The figures in the Connections series find themselves bound by the roads that both separate them as well as lead them to one another. People are often separated by distance, and these connected lines represent the roads that are either explored to bring these figures together or left untraveled, further symbolizing not only their physical distance but also psychological and emotional space.
What do you intend to achieve, be it to convey a personal message, your philosophy, any change that you would like to bring about, through these captivating portraits?
I think that the Cut Map work is laden with my own philosophies and personal baggage, but my biggest hope is that the viewer feels a personal association to the work, and that it reminds them of their own journey. I’ve had people tell me that the work in the Connections series reminds them of long distance relationships they have endured—I really enjoy hearing those responses, where the viewer feels that connection and really understands the work in his or her own way.
Is Tom from Jamaica, NY, a real person?
Yes—this portrait is actually of my dad. He was born and raised in Jamaica, NY!
“Tom, Jamica – NY”
Tell us about your curatorial experience.
Throughout my artistic career, I’ve had the opportunity to work at multiple art museums. I discovered that most of my co-workers were artists, like myself, who chose to work in an art museum as their day job, and work on their own artwork during evenings and weekends. I had the idea to put together an exhibition showcasing the work of artists who spend their day jobs organizing, constructing, curating, teaching, installing, etc., the work of others. The shows acted as a behind-the-scenes look at the talent that lies beyond the gallery walls in the museum. A friend and I organized the show and were invited to be guest curators at a large contemporary gallery in Pittsburgh, PA. The exhibition, Behind Our Scenes, featured pieces of 34 artists who worked in art museums and galleries in the city of Pittsburgh, PA.
For you, what has been the greatest lesson while exploring your artistic potential and being a part of this field?
I think one of the greatest lessons I’ve learned while working in this field is to truly believe in myself, my work, and my decision to be an artist. It is not an easy, straightforward career choice, and there are many people out there who will not take you seriously and will say things like: “Good luck with that!” when you tell them you are an artist. But as one, I think you need a strong sense of community—surround yourself with other artists and people who support you. As much as studio time is important, take time to invest in the professional aspect of being an artist as well.

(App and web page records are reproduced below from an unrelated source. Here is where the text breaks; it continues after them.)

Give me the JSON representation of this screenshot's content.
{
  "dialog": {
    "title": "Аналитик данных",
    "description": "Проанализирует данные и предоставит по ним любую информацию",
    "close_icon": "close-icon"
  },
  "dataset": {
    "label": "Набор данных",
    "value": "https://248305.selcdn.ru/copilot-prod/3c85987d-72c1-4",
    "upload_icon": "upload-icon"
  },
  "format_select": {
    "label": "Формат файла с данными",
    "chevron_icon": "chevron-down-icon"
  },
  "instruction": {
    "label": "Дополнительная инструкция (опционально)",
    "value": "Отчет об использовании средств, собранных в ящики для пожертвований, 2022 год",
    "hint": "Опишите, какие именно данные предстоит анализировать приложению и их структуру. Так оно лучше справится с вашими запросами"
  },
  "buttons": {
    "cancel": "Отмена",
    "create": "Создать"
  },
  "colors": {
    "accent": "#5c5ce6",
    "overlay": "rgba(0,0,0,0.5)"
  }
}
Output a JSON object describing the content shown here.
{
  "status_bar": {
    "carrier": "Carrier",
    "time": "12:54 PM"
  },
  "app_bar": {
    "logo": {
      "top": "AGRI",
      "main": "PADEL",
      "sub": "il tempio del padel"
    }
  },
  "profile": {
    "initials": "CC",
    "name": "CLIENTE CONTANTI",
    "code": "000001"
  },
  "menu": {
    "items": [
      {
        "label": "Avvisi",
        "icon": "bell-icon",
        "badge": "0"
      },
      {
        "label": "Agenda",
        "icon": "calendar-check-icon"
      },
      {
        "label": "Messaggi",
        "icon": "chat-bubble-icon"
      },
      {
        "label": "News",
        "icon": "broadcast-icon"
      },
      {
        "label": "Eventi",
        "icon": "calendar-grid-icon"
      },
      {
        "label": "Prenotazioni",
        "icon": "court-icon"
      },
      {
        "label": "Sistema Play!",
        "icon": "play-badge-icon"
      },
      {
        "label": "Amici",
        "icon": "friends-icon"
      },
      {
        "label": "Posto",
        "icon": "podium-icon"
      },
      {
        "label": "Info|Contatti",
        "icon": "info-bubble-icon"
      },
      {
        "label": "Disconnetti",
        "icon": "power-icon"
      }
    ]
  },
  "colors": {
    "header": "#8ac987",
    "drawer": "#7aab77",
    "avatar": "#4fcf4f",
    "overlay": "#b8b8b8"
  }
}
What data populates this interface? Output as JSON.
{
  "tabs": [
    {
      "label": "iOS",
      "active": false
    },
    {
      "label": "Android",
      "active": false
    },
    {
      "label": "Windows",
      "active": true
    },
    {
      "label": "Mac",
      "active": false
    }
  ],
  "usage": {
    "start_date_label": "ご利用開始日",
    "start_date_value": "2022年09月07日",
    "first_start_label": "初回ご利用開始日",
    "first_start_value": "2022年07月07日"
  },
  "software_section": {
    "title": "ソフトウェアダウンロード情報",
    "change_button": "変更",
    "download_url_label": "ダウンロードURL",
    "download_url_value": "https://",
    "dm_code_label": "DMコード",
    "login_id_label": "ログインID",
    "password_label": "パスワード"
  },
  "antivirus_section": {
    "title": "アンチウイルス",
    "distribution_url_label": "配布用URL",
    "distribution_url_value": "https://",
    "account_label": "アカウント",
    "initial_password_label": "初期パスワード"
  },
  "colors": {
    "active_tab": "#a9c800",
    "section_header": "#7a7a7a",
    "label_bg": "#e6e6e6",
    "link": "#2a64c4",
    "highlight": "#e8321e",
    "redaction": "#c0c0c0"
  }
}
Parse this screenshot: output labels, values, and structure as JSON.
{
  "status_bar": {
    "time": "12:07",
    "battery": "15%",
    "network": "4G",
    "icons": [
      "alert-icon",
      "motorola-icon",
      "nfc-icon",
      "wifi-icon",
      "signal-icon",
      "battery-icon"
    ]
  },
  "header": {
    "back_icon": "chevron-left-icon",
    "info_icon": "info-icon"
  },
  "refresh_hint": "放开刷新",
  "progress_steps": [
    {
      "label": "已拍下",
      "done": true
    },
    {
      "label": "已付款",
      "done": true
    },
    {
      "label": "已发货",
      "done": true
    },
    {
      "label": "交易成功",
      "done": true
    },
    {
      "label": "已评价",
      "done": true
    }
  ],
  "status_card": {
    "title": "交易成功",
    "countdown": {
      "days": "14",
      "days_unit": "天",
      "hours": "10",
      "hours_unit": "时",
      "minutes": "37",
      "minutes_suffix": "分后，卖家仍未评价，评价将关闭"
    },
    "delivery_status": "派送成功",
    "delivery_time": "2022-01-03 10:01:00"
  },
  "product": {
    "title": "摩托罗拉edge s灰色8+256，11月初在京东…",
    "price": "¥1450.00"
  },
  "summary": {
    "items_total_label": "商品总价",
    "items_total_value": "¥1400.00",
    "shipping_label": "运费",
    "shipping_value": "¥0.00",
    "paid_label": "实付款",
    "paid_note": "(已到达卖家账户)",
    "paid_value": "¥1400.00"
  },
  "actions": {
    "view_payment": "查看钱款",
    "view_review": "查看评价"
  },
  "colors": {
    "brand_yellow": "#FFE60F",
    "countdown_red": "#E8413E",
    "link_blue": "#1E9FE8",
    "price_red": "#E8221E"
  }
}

Have a website, business cards, apply to shows, grants, etc. Keep your resume active! And when in doubt, make art, even if it’s awful. I’ve had some tough times along the way, but I’ve made the commitment to myself to never stop chasing my dream.
According to you, what role does art play in today’s society? And why do you think it’s important?
Art is such an important part of society. It offers originality, promotes creativity, it’s an escape and gives visualization to contemporary issues. It can be controversial and test society’s standards, norms, and limits. It can push society forward and confront and challenge us when we are having a hard time making that leap. I’ve seen art that makes my heart beat fast; I’ve been inside installations that I will never forget. For me, art is a reminder that we are alive, we have something to say, we can look at the world in a new way and we can share that vision with others.
Artwork by – Nikki Rosato
Interviewed by – Sapna Mathur